WORK REQUIRED:
What is needed is an exact copy of all the records.

DATASET CONTENT:
- - - - -
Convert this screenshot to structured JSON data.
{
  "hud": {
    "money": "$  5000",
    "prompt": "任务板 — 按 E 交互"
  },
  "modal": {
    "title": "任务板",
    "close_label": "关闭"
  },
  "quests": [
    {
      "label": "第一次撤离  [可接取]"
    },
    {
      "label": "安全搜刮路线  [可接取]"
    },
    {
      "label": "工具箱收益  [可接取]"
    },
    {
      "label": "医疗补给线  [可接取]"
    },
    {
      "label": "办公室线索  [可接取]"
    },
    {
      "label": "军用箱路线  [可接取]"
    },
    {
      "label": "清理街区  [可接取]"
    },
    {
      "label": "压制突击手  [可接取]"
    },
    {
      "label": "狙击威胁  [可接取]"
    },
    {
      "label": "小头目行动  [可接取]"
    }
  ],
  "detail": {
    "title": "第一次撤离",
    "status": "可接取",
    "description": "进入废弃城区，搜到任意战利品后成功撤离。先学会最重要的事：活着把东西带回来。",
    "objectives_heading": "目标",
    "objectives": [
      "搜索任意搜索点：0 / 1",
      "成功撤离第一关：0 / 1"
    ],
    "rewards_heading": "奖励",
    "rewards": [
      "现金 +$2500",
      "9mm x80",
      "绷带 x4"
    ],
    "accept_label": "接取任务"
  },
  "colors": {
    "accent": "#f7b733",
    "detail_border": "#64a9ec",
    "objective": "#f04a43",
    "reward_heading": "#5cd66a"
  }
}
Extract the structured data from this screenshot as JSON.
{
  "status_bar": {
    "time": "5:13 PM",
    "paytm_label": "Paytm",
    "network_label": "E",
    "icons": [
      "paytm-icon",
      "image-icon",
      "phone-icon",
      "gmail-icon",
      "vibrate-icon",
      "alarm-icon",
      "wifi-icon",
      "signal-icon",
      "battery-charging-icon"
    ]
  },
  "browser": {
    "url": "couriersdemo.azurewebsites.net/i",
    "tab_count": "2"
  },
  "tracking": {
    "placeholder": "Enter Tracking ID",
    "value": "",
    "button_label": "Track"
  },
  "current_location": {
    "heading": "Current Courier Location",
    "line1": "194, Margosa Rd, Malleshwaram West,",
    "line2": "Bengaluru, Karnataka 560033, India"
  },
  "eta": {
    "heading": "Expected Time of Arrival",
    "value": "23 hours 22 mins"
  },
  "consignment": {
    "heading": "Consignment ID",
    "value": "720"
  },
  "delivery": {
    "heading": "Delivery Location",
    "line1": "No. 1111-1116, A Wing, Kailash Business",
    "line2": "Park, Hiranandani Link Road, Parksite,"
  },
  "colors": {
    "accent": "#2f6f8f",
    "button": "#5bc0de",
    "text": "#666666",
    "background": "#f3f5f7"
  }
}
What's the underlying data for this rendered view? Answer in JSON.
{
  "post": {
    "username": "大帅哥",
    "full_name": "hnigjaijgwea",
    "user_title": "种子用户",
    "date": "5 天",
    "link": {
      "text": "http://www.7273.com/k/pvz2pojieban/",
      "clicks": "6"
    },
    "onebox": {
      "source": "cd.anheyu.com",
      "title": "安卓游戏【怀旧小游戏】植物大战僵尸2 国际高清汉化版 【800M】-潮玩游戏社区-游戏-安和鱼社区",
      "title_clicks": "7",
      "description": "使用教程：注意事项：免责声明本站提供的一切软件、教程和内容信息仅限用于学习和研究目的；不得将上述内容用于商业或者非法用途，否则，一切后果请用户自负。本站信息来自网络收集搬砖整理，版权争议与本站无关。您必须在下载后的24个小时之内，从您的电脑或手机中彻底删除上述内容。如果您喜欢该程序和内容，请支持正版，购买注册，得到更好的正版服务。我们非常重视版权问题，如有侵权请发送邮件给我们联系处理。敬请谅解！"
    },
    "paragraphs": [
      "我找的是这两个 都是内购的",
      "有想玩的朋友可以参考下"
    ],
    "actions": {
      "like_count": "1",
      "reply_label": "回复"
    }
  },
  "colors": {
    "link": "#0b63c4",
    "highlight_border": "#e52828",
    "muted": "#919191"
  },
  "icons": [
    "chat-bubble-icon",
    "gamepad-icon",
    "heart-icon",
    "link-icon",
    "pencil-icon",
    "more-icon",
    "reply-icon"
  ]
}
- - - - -
YOUR RESPONSE:
Convert this screenshot to structured JSON data.
{
  "hud": {
    "money": "$  5000",
    "prompt": "任务板 — 按 E 交互"
  },
  "modal": {
    "title": "任务板",
    "close_label": "关闭"
  },
  "quests": [
    {
      "label": "第一次撤离  [可接取]"
    },
    {
      "label": "安全搜刮路线  [可接取]"
    },
    {
      "label": "工具箱收益  [可接取]"
    },
    {
      "label": "医疗补给线  [可接取]"
    },
    {
      "label": "办公室线索  [可接取]"
    },
    {
      "label": "军用箱路线  [可接取]"
    },
    {
      "label": "清理街区  [可接取]"
    },
    {
      "label": "压制突击手  [可接取]"
    },
    {
      "label": "狙击威胁  [可接取]"
    },
    {
      "label": "小头目行动  [可接取]"
    }
  ],
  "detail": {
    "title": "第一次撤离",
    "status": "可接取",
    "description": "进入废弃城区，搜到任意战利品后成功撤离。先学会最重要的事：活着把东西带回来。",
    "objectives_heading": "目标",
    "objectives": [
      "搜索任意搜索点：0 / 1",
      "成功撤离第一关：0 / 1"
    ],
    "rewards_heading": "奖励",
    "rewards": [
      "现金 +$2500",
      "9mm x80",
      "绷带 x4"
    ],
    "accept_label": "接取任务"
  },
  "colors": {
    "accent": "#f7b733",
    "detail_border": "#64a9ec",
    "objective": "#f04a43",
    "reward_heading": "#5cd66a"
  }
}
Extract the structured data from this screenshot as JSON.
{
  "status_bar": {
    "time": "5:13 PM",
    "paytm_label": "Paytm",
    "network_label": "E",
    "icons": [
      "paytm-icon",
      "image-icon",
      "phone-icon",
      "gmail-icon",
      "vibrate-icon",
      "alarm-icon",
      "wifi-icon",
      "signal-icon",
      "battery-charging-icon"
    ]
  },
  "browser": {
    "url": "couriersdemo.azurewebsites.net/i",
    "tab_count": "2"
  },
  "tracking": {
    "placeholder": "Enter Tracking ID",
    "value": "",
    "button_label": "Track"
  },
  "current_location": {
    "heading": "Current Courier Location",
    "line1": "194, Margosa Rd, Malleshwaram West,",
    "line2": "Bengaluru, Karnataka 560033, India"
  },
  "eta": {
    "heading": "Expected Time of Arrival",
    "value": "23 hours 22 mins"
  },
  "consignment": {
    "heading": "Consignment ID",
    "value": "720"
  },
  "delivery": {
    "heading": "Delivery Location",
    "line1": "No. 1111-1116, A Wing, Kailash Business",
    "line2": "Park, Hiranandani Link Road, Parksite,"
  },
  "colors": {
    "accent": "#2f6f8f",
    "button": "#5bc0de",
    "text": "#666666",
    "background": "#f3f5f7"
  }
}
What's the underlying data for this rendered view? Answer in JSON.
{
  "post": {
    "username": "大帅哥",
    "full_name": "hnigjaijgwea",
    "user_title": "种子用户",
    "date": "5 天",
    "link": {
      "text": "http://www.7273.com/k/pvz2pojieban/",
      "clicks": "6"
    },
    "onebox": {
      "source": "cd.anheyu.com",
      "title": "安卓游戏【怀旧小游戏】植物大战僵尸2 国际高清汉化版 【800M】-潮玩游戏社区-游戏-安和鱼社区",
      "title_clicks": "7",
      "description": "使用教程：注意事项：免责声明本站提供的一切软件、教程和内容信息仅限用于学习和研究目的；不得将上述内容用于商业或者非法用途，否则，一切后果请用户自负。本站信息来自网络收集搬砖整理，版权争议与本站无关。您必须在下载后的24个小时之内，从您的电脑或手机中彻底删除上述内容。如果您喜欢该程序和内容，请支持正版，购买注册，得到更好的正版服务。我们非常重视版权问题，如有侵权请发送邮件给我们联系处理。敬请谅解！"
    },
    "paragraphs": [
      "我找的是这两个 都是内购的",
      "有想玩的朋友可以参考下"
    ],
    "actions": {
      "like_count": "1",
      "reply_label": "回复"
    }
  },
  "colors": {
    "link": "#0b63c4",
    "highlight_border": "#e52828",
    "muted": "#919191"
  },
  "icons": [
    "chat-bubble-icon",
    "gamepad-icon",
    "heart-icon",
    "link-icon",
    "pencil-icon",
    "more-icon",
    "reply-icon"
  ]
}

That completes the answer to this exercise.